(Material for this task)
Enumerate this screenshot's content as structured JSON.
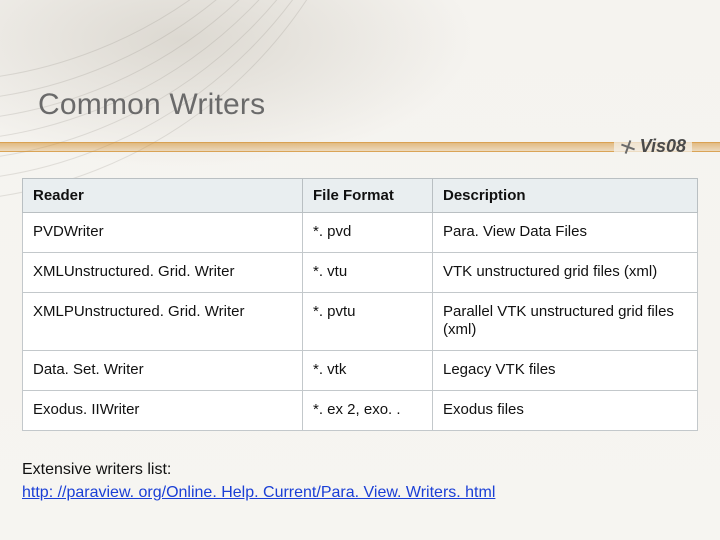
{
  "slide": {
    "title": "Common Writers",
    "logo_text": "Vis08"
  },
  "table": {
    "headers": {
      "reader": "Reader",
      "format": "File Format",
      "desc": "Description"
    },
    "rows": [
      {
        "reader": "PVDWriter",
        "format": "*. pvd",
        "desc": "Para. View Data Files"
      },
      {
        "reader": "XMLUnstructured. Grid. Writer",
        "format": "*. vtu",
        "desc": "VTK unstructured grid files (xml)"
      },
      {
        "reader": "XMLPUnstructured. Grid. Writer",
        "format": "*. pvtu",
        "desc": "Parallel VTK unstructured grid files (xml)"
      },
      {
        "reader": "Data. Set. Writer",
        "format": "*. vtk",
        "desc": "Legacy VTK files"
      },
      {
        "reader": "Exodus. IIWriter",
        "format": "*. ex 2, exo. .",
        "desc": "Exodus files"
      }
    ]
  },
  "footnote": {
    "label": "Extensive writers list:",
    "link_text": "http: //paraview. org/Online. Help. Current/Para. View. Writers. html"
  }
}
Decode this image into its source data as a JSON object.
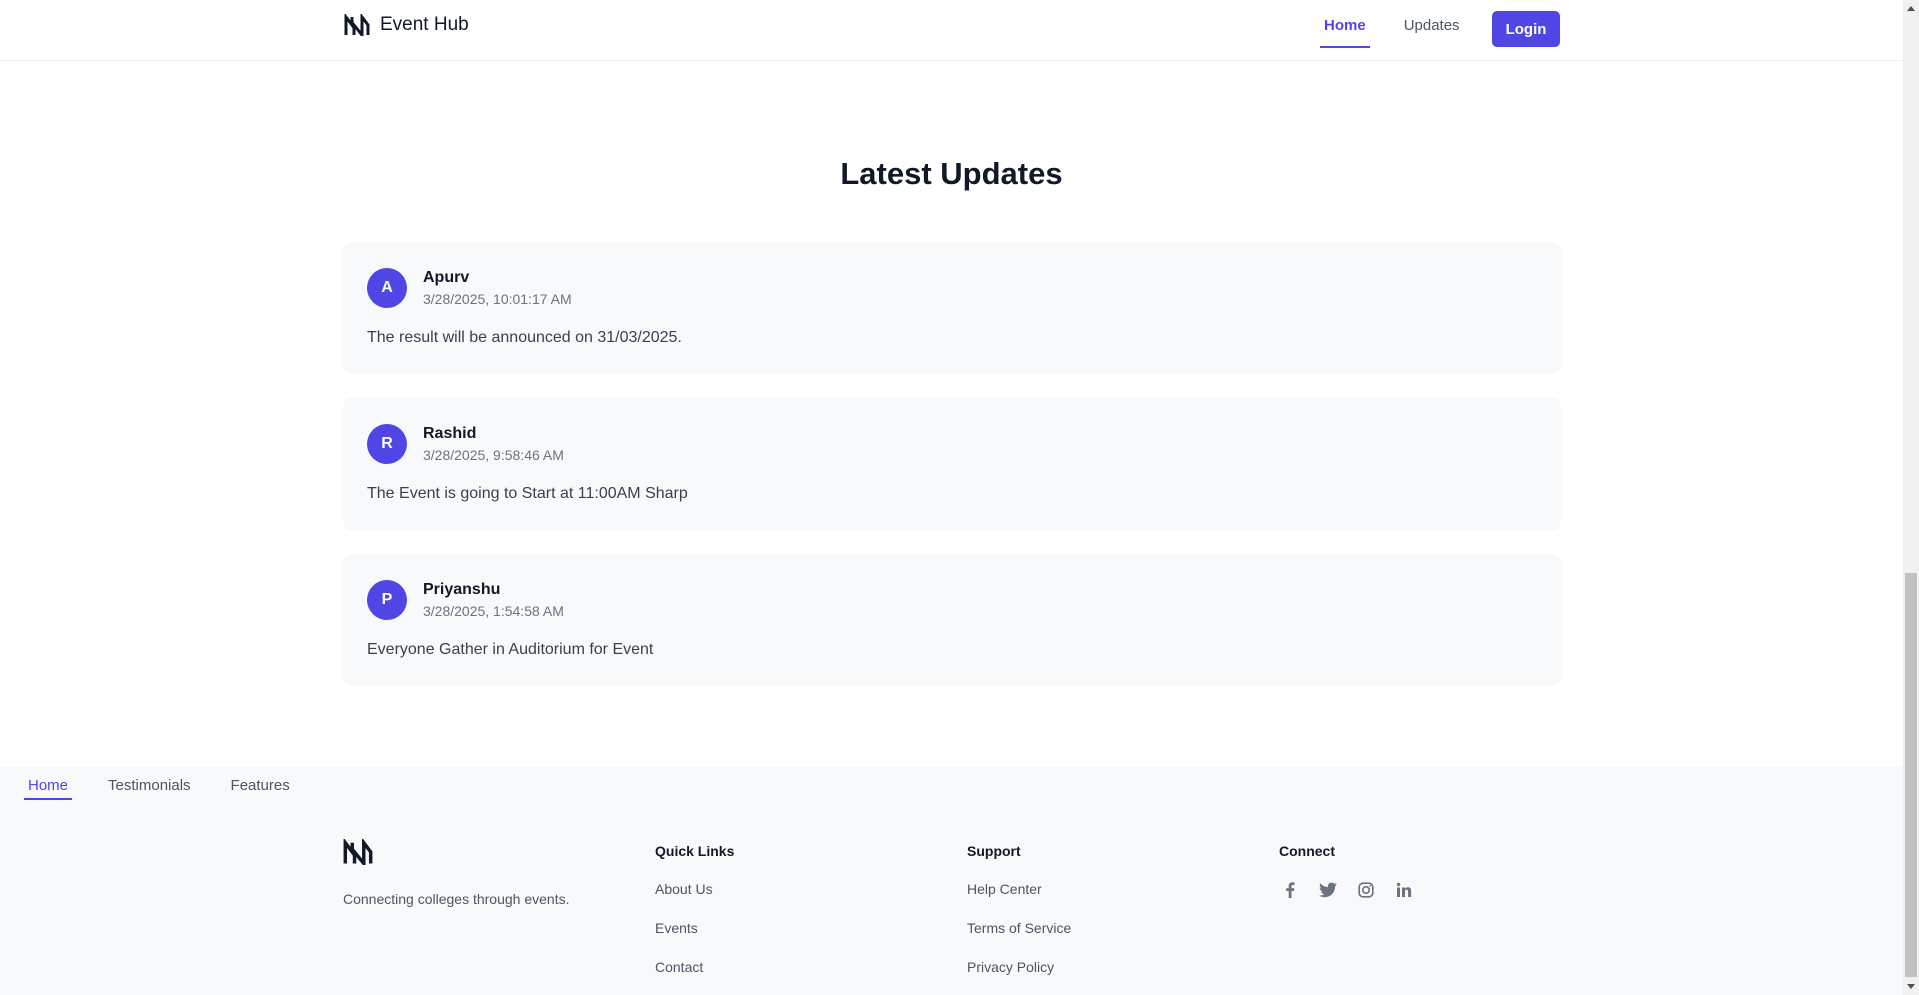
{
  "navbar": {
    "brand_name": "Event Hub",
    "links": {
      "home": "Home",
      "updates": "Updates"
    },
    "login_label": "Login",
    "accent_color": "#4f46e5"
  },
  "main": {
    "title": "Latest Updates",
    "updates": [
      {
        "initial": "A",
        "author": "Apurv",
        "timestamp": "3/28/2025, 10:01:17 AM",
        "message": "The result will be announced on 31/03/2025."
      },
      {
        "initial": "R",
        "author": "Rashid",
        "timestamp": "3/28/2025, 9:58:46 AM",
        "message": "The Event is going to Start at 11:00AM Sharp"
      },
      {
        "initial": "P",
        "author": "Priyanshu",
        "timestamp": "3/28/2025, 1:54:58 AM",
        "message": "Everyone Gather in Auditorium for Event"
      }
    ]
  },
  "footer": {
    "tabs": {
      "home": "Home",
      "testimonials": "Testimonials",
      "features": "Features"
    },
    "tagline": "Connecting colleges through events.",
    "quick_links": {
      "title": "Quick Links",
      "about": "About Us",
      "events": "Events",
      "contact": "Contact"
    },
    "support": {
      "title": "Support",
      "help": "Help Center",
      "terms": "Terms of Service",
      "privacy": "Privacy Policy"
    },
    "connect": {
      "title": "Connect",
      "icons": [
        "facebook-icon",
        "twitter-icon",
        "instagram-icon",
        "linkedin-icon"
      ]
    }
  }
}
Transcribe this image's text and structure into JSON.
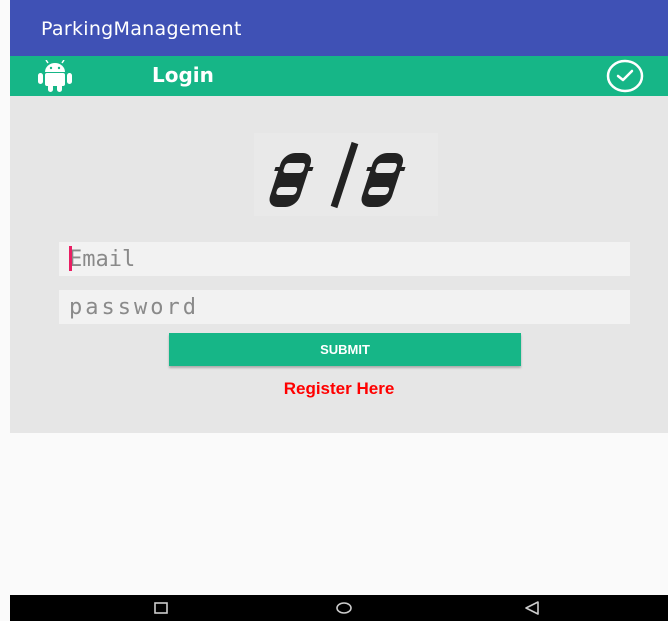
{
  "app_bar": {
    "title": "ParkingManagement",
    "color": "#3f51b5"
  },
  "toolbar": {
    "title": "Login",
    "color": "#16b687",
    "left_icon": "android-icon",
    "right_icon": "check-circle-icon"
  },
  "form": {
    "logo_icon": "two-cars-icon",
    "email_placeholder": "Email",
    "password_placeholder": "password",
    "submit_label": "SUBMIT",
    "register_label": "Register Here",
    "register_color": "#ff0000"
  },
  "navigation": {
    "back_icon": "square-icon",
    "home_icon": "circle-icon",
    "recent_icon": "triangle-back-icon"
  }
}
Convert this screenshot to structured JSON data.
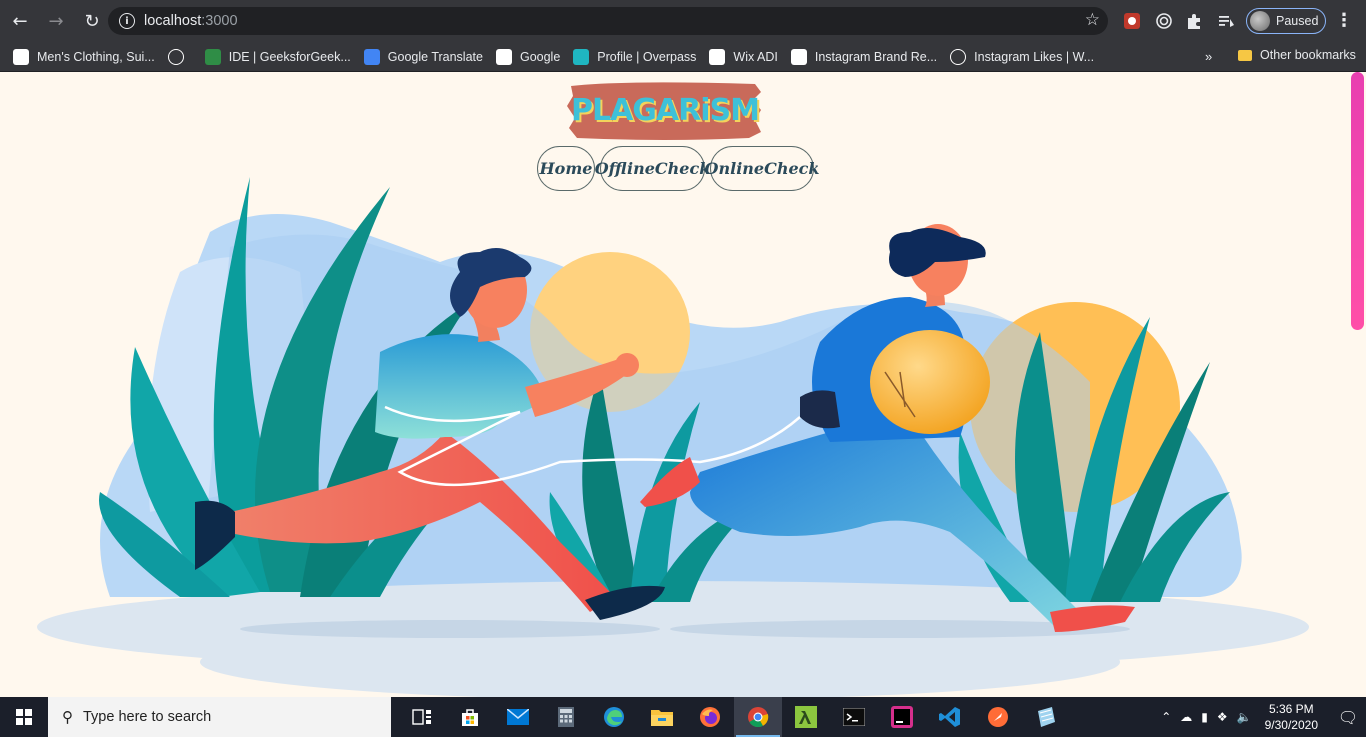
{
  "browser": {
    "url_host": "localhost",
    "url_port": ":3000",
    "profile_label": "Paused"
  },
  "bookmarks": [
    {
      "label": "Men's Clothing, Sui...",
      "icon": "stylized-s-icon",
      "color": "#ffffff"
    },
    {
      "label": "",
      "icon": "globe-icon",
      "color": "#ffffff"
    },
    {
      "label": "IDE | GeeksforGeek...",
      "icon": "geeksforgeeks-icon",
      "color": "#2f8d46"
    },
    {
      "label": "Google Translate",
      "icon": "google-translate-icon",
      "color": "#4285f4"
    },
    {
      "label": "Google",
      "icon": "google-icon",
      "color": "#ffffff"
    },
    {
      "label": "Profile | Overpass",
      "icon": "overpass-icon",
      "color": "#1fb6c1"
    },
    {
      "label": "Wix ADI",
      "icon": "wix-icon",
      "color": "#ffffff"
    },
    {
      "label": "Instagram Brand Re...",
      "icon": "instagram-icon",
      "color": "#ffffff"
    },
    {
      "label": "Instagram Likes | W...",
      "icon": "globe-icon",
      "color": "#ffffff"
    }
  ],
  "bookmarks_more": "»",
  "bookmarks_other": "Other bookmarks",
  "page": {
    "logo_text": "PLAGARiSM",
    "nav": [
      {
        "label": "Home"
      },
      {
        "label": "OfflineCheck"
      },
      {
        "label": "OnlineCheck"
      }
    ]
  },
  "taskbar": {
    "search_placeholder": "Type here to search",
    "apps": [
      "task-view-icon",
      "store-icon",
      "mail-icon",
      "calculator-icon",
      "edge-icon",
      "file-explorer-icon",
      "firefox-icon",
      "chrome-icon",
      "lambda-app-icon",
      "terminal-icon",
      "jetbrains-icon",
      "vscode-icon",
      "postman-icon",
      "notepad-icon"
    ],
    "time": "5:36 PM",
    "date": "9/30/2020"
  }
}
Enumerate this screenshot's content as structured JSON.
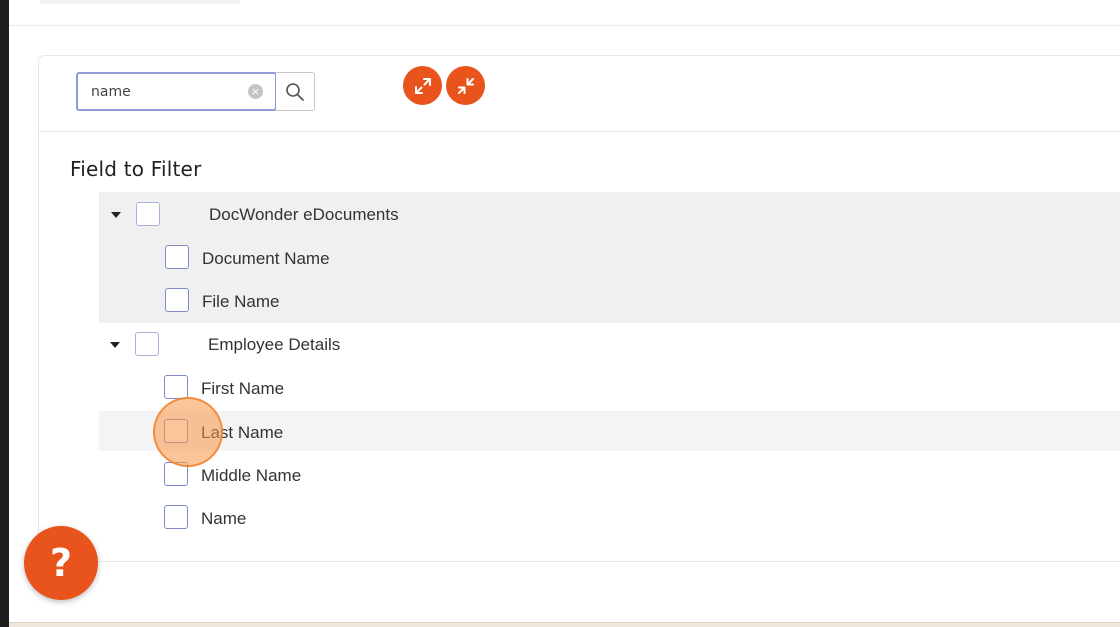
{
  "search": {
    "value": "name",
    "clear_glyph": "×",
    "icon": "search-icon"
  },
  "toolbar": {
    "expand_icon": "expand-arrows-icon",
    "collapse_icon": "collapse-arrows-icon"
  },
  "section": {
    "title": "Field to Filter"
  },
  "tree": {
    "groups": [
      {
        "label": "DocWonder eDocuments",
        "expanded": true,
        "children": [
          {
            "label": "Document Name",
            "checked": false
          },
          {
            "label": "File Name",
            "checked": false
          }
        ]
      },
      {
        "label": "Employee Details",
        "expanded": true,
        "children": [
          {
            "label": "First Name",
            "checked": false
          },
          {
            "label": "Last Name",
            "checked": false
          },
          {
            "label": "Middle Name",
            "checked": false
          },
          {
            "label": "Name",
            "checked": false
          }
        ]
      }
    ]
  },
  "help": {
    "label": "?"
  },
  "colors": {
    "accent": "#e8541b",
    "input_focus_border": "#8f9bd8",
    "checkbox_border": "#7f8bc9",
    "group_background": "#f0f0f0",
    "click_indicator": "#f79646"
  }
}
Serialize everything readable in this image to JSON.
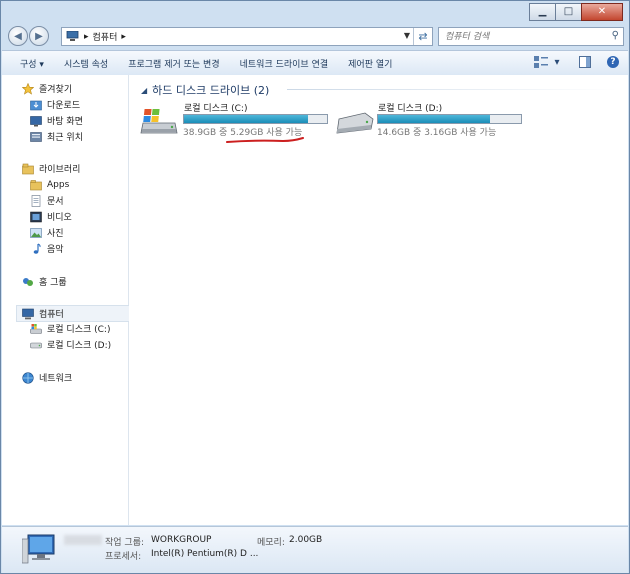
{
  "window": {
    "minimize_label": "▁",
    "maximize_label": "□",
    "close_label": "✕"
  },
  "address": {
    "root_icon": "computer-icon",
    "path_segment": "컴퓨터",
    "separator": "▸",
    "search_placeholder": "컴퓨터 검색"
  },
  "toolbar": {
    "organize": "구성 ▾",
    "system_properties": "시스템 속성",
    "uninstall": "프로그램 제거 또는 변경",
    "map_network_drive": "네트워크 드라이브 연결",
    "control_panel": "제어판 열기"
  },
  "sidebar": {
    "favorites": "즐겨찾기",
    "downloads": "다운로드",
    "desktop": "바탕 화면",
    "recent": "최근 위치",
    "libraries": "라이브러리",
    "apps": "Apps",
    "documents": "문서",
    "videos": "비디오",
    "pictures": "사진",
    "music": "음악",
    "homegroup": "홈 그룹",
    "computer": "컴퓨터",
    "drive_c": "로컬 디스크 (C:)",
    "drive_d": "로컬 디스크 (D:)",
    "network": "네트워크"
  },
  "main": {
    "group_title": "하드 디스크 드라이브 (2)",
    "drives": [
      {
        "name": "로컬 디스크 (C:)",
        "free_text": "38.9GB 중 5.29GB 사용 가능",
        "used_fraction": 0.864
      },
      {
        "name": "로컬 디스크 (D:)",
        "free_text": "14.6GB 중 3.16GB 사용 가능",
        "used_fraction": 0.784
      }
    ]
  },
  "details": {
    "workgroup_label": "작업 그룹:",
    "workgroup_value": "WORKGROUP",
    "memory_label": "메모리:",
    "memory_value": "2.00GB",
    "processor_label": "프로세서:",
    "processor_value": "Intel(R) Pentium(R) D   ..."
  },
  "colors": {
    "accent": "#1e3b66",
    "bar_fill": "#26a0cc",
    "annotation": "#cc1f1f"
  }
}
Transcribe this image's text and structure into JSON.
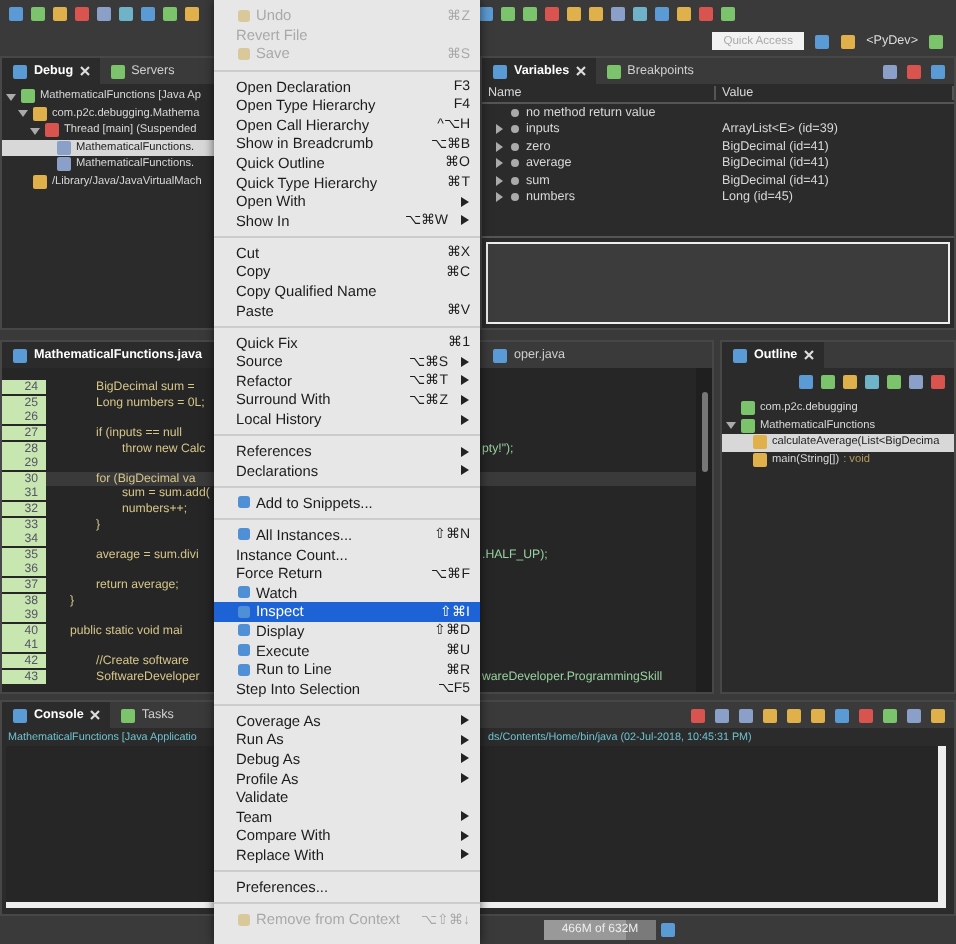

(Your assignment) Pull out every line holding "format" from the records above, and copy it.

(Response for this exercise)
      "format": "File Format",
        "format": "*. pvd",
        "format": "*. vtu",
        "format": "*. pvtu",
        "format": "*. vtk",
        "format": "*. ex 2, exo. .",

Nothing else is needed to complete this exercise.